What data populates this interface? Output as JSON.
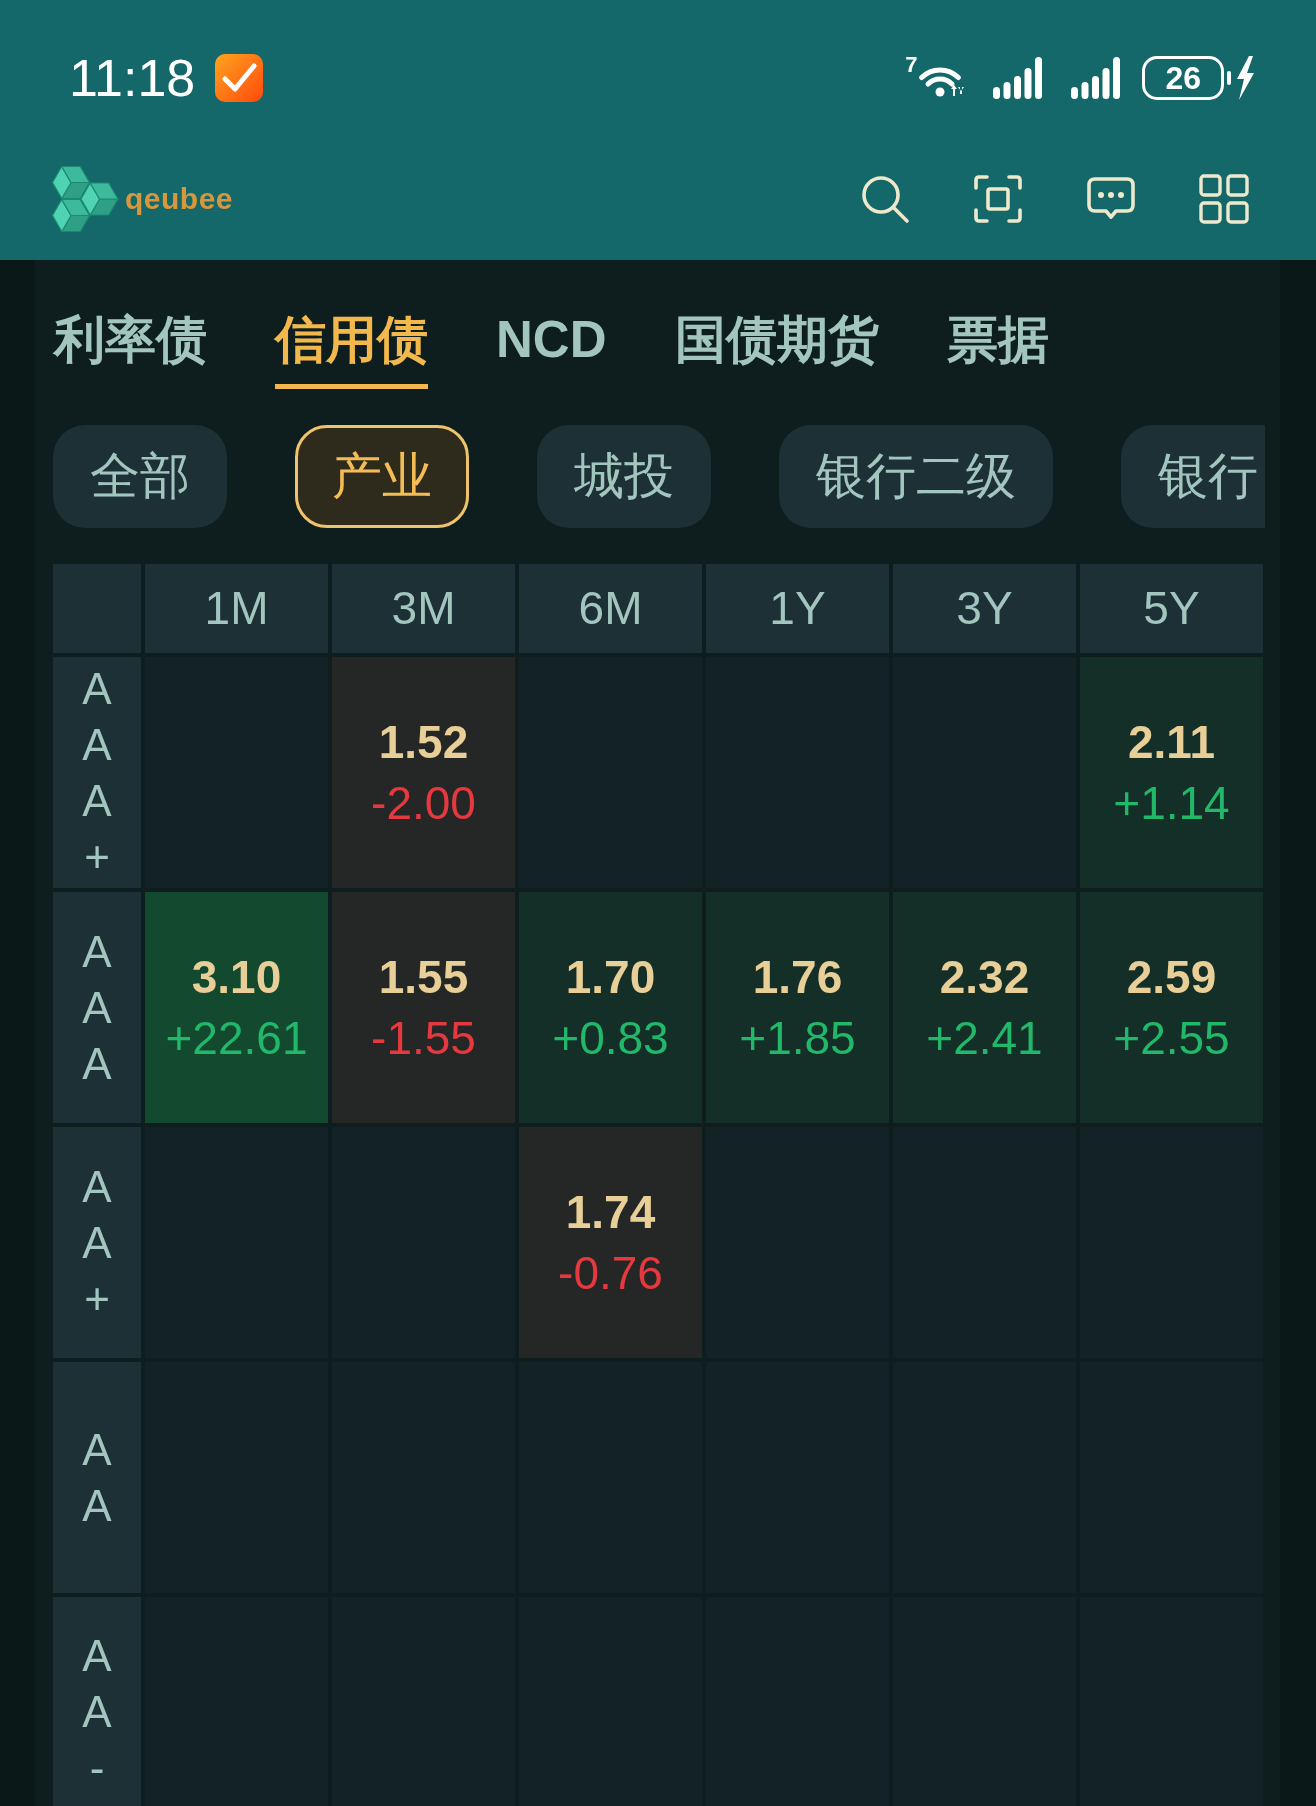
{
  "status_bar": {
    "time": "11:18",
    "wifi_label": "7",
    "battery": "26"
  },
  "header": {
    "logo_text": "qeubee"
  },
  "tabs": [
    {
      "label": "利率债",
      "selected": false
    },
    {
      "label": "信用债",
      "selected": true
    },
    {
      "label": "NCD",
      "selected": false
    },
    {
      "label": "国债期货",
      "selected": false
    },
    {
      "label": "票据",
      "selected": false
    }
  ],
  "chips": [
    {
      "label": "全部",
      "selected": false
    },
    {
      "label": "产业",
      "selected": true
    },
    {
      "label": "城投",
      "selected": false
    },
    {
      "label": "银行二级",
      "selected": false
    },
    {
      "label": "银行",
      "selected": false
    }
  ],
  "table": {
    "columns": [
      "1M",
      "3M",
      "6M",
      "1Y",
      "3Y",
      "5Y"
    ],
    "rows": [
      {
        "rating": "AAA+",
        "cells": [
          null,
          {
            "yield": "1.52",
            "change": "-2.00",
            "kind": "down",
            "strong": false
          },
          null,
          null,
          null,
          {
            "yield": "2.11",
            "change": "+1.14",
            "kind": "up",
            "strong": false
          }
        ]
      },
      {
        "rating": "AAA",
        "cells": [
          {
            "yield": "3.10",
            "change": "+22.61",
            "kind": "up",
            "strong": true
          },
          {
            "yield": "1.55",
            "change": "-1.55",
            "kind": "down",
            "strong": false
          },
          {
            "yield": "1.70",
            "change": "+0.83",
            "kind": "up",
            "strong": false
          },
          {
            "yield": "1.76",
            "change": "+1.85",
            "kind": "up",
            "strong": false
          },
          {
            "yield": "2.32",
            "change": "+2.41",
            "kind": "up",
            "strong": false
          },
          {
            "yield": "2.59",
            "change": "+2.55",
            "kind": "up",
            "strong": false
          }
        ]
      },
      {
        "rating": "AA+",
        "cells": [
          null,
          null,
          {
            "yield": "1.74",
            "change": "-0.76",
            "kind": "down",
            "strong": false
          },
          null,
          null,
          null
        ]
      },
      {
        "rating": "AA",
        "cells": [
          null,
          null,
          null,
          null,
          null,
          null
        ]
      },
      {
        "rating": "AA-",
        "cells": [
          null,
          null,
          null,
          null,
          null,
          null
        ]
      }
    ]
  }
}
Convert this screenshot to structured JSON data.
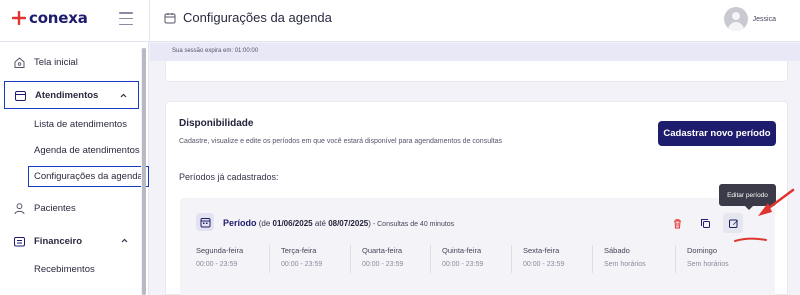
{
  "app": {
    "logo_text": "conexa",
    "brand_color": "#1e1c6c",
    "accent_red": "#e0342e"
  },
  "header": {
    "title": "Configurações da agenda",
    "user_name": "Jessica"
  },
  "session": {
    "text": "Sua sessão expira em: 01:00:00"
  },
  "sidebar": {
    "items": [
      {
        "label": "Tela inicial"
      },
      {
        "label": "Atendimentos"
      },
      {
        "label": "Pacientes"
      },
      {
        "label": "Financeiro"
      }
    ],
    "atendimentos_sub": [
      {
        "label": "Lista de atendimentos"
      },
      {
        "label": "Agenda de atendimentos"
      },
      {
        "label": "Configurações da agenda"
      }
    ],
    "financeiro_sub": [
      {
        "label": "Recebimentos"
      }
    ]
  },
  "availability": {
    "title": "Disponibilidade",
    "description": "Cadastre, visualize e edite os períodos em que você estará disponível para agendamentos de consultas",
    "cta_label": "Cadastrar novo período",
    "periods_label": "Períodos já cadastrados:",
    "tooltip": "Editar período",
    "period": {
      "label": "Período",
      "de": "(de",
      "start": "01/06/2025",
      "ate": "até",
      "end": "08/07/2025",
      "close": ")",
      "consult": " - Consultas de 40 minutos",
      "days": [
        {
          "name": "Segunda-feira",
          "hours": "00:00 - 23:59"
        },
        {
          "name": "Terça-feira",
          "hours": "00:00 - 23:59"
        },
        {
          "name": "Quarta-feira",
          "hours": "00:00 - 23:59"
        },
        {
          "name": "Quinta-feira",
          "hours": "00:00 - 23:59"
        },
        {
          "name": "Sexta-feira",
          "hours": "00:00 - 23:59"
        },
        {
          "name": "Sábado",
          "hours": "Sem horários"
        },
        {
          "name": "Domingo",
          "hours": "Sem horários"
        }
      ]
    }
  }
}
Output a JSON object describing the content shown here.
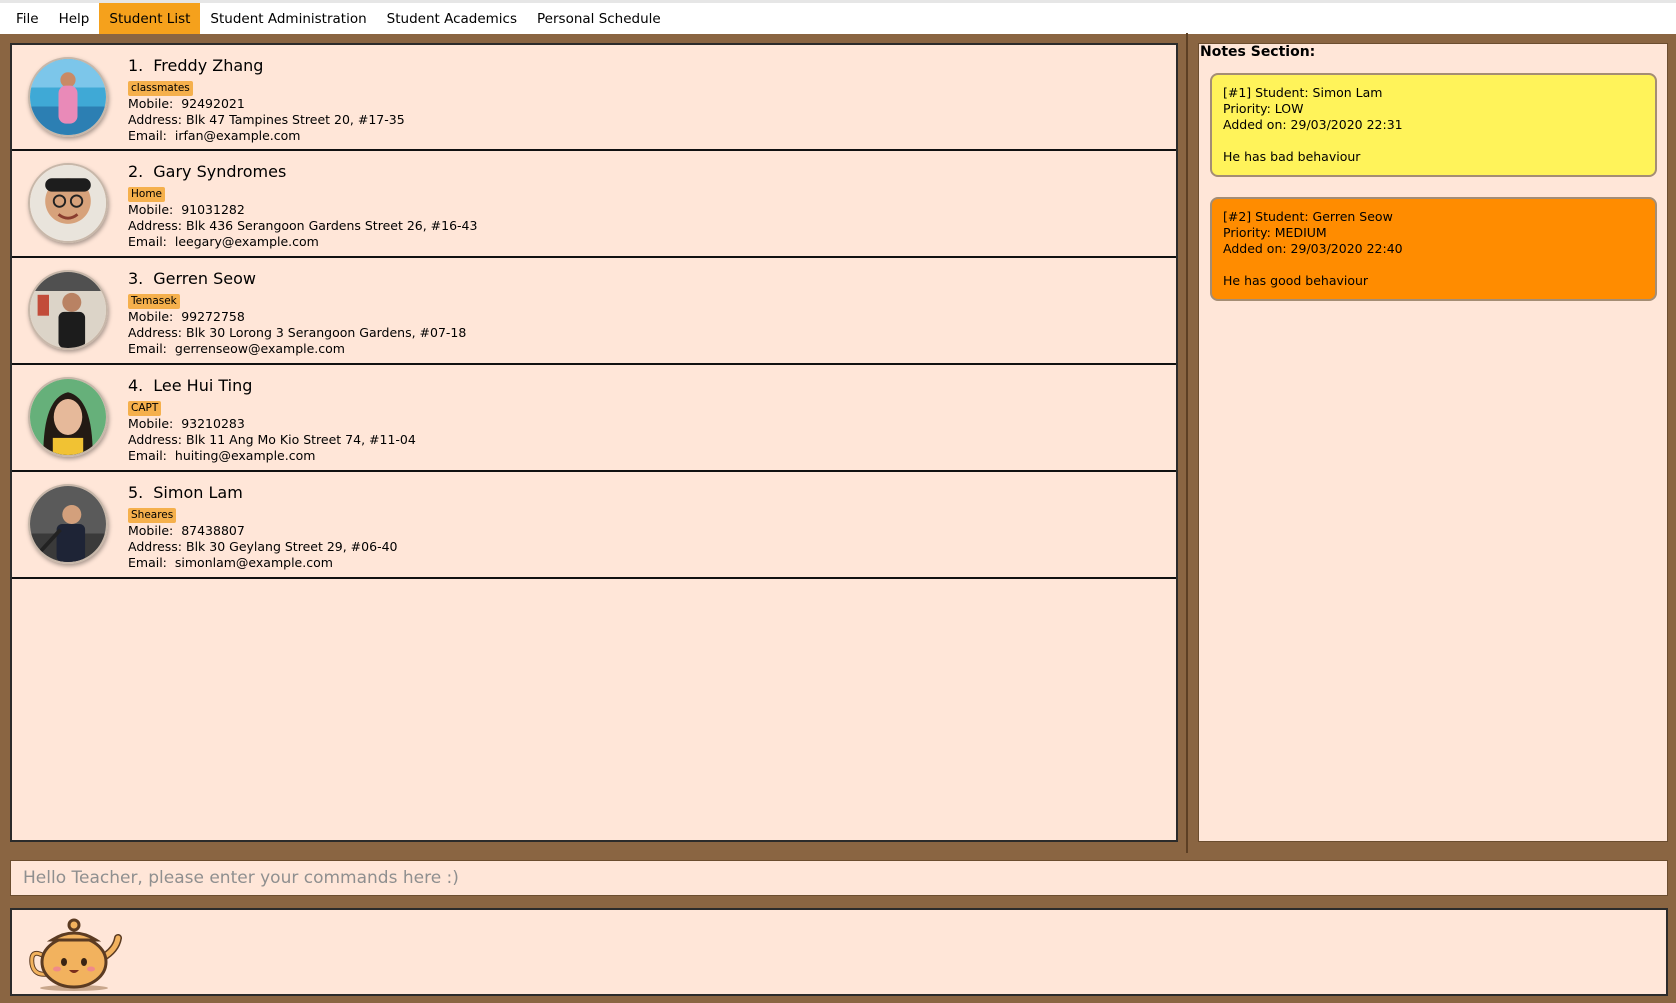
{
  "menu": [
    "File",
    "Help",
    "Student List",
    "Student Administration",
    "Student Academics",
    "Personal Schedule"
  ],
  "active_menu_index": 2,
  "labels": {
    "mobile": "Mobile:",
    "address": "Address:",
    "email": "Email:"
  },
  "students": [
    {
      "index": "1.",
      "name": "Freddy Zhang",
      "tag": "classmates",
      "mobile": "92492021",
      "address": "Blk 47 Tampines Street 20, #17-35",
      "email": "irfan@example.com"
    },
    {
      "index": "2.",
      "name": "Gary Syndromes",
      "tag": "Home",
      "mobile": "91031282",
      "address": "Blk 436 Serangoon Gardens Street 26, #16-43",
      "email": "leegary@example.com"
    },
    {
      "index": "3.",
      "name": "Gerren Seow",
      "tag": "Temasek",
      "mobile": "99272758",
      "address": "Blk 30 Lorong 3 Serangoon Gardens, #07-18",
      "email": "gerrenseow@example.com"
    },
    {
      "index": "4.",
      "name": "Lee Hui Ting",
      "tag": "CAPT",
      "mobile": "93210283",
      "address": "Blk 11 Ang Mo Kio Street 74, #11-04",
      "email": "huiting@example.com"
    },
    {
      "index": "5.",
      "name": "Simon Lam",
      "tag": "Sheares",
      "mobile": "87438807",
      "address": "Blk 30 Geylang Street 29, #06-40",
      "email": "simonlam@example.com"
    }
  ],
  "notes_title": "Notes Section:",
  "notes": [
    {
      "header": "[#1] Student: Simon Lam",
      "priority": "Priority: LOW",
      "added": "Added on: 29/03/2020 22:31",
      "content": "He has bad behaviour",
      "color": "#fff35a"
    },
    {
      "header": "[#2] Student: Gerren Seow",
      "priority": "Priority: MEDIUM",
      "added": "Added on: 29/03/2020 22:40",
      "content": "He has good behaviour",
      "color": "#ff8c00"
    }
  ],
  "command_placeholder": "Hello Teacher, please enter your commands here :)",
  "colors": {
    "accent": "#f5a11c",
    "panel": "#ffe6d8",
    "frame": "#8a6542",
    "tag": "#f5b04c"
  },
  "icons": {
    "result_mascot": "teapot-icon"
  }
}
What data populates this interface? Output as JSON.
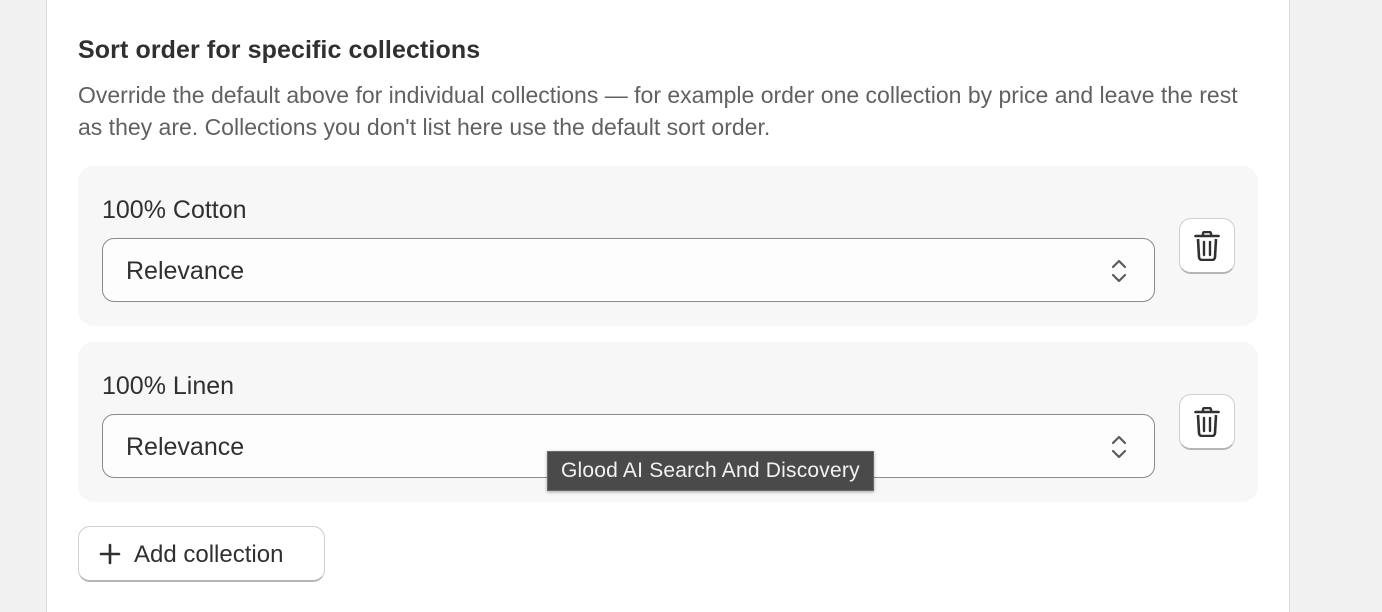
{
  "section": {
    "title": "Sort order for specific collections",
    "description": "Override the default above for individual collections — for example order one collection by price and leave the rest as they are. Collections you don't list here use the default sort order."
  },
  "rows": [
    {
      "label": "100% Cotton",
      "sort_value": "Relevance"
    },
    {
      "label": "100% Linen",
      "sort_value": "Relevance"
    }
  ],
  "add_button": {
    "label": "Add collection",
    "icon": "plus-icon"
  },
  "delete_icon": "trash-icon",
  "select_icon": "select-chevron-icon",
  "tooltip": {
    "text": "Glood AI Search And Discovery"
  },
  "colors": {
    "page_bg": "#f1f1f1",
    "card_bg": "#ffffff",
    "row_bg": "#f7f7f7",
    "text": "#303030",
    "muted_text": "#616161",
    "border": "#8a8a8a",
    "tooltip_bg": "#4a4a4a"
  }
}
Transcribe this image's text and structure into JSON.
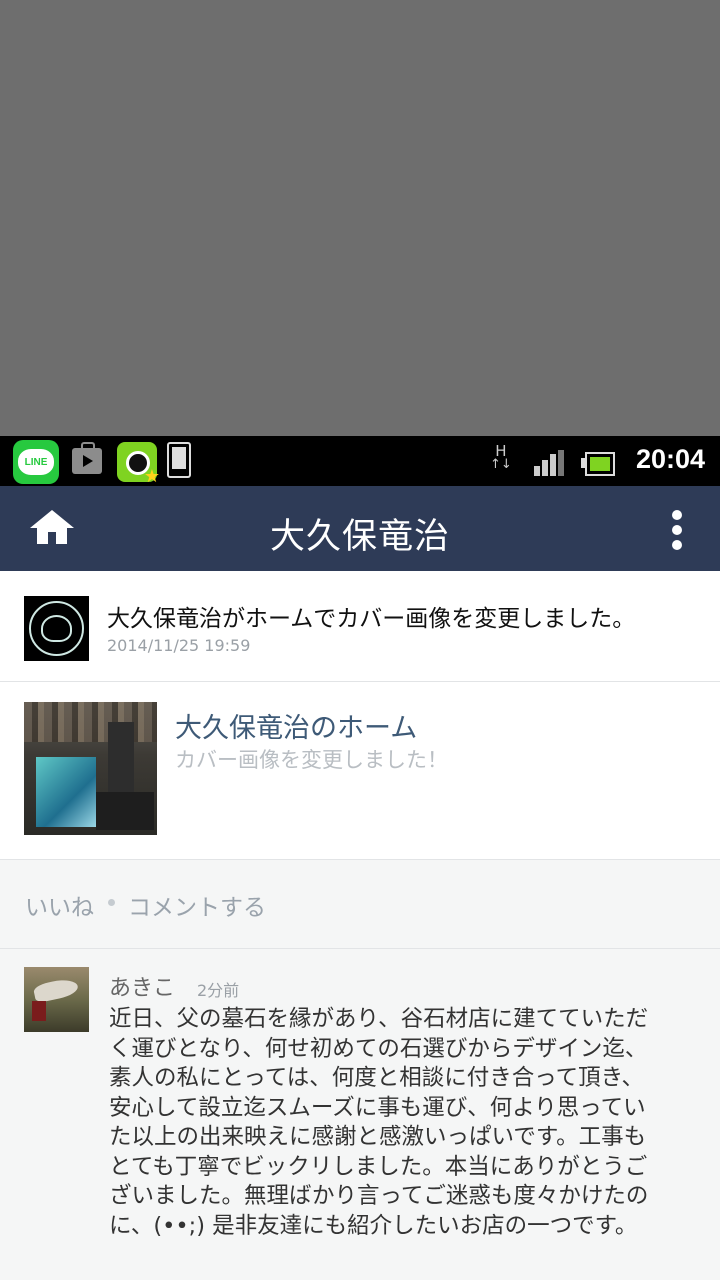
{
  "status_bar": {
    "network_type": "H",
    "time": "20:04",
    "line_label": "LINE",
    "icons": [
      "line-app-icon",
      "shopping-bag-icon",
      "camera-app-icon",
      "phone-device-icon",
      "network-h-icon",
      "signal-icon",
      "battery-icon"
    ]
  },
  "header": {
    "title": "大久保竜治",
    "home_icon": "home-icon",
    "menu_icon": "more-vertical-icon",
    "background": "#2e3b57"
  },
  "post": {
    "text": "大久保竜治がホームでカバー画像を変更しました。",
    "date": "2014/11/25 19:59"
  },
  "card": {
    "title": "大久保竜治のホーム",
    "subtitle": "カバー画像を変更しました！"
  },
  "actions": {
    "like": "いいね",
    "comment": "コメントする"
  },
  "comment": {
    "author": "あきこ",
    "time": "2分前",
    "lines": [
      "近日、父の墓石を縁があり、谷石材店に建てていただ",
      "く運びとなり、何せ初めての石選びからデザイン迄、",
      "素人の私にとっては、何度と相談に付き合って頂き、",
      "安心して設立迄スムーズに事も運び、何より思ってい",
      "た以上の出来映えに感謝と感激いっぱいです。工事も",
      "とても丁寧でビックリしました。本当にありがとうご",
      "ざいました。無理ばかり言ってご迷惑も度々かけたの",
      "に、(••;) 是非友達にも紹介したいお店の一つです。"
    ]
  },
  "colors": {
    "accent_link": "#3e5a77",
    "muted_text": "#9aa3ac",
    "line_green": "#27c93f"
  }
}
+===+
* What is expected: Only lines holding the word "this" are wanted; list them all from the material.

* Solved problem:
What data populates this interface? Output as JSON.
Convert this screenshot to structured JSON data.
What data populates this interface? Output as JSON.
Transcribe this image's text and structure into JSON.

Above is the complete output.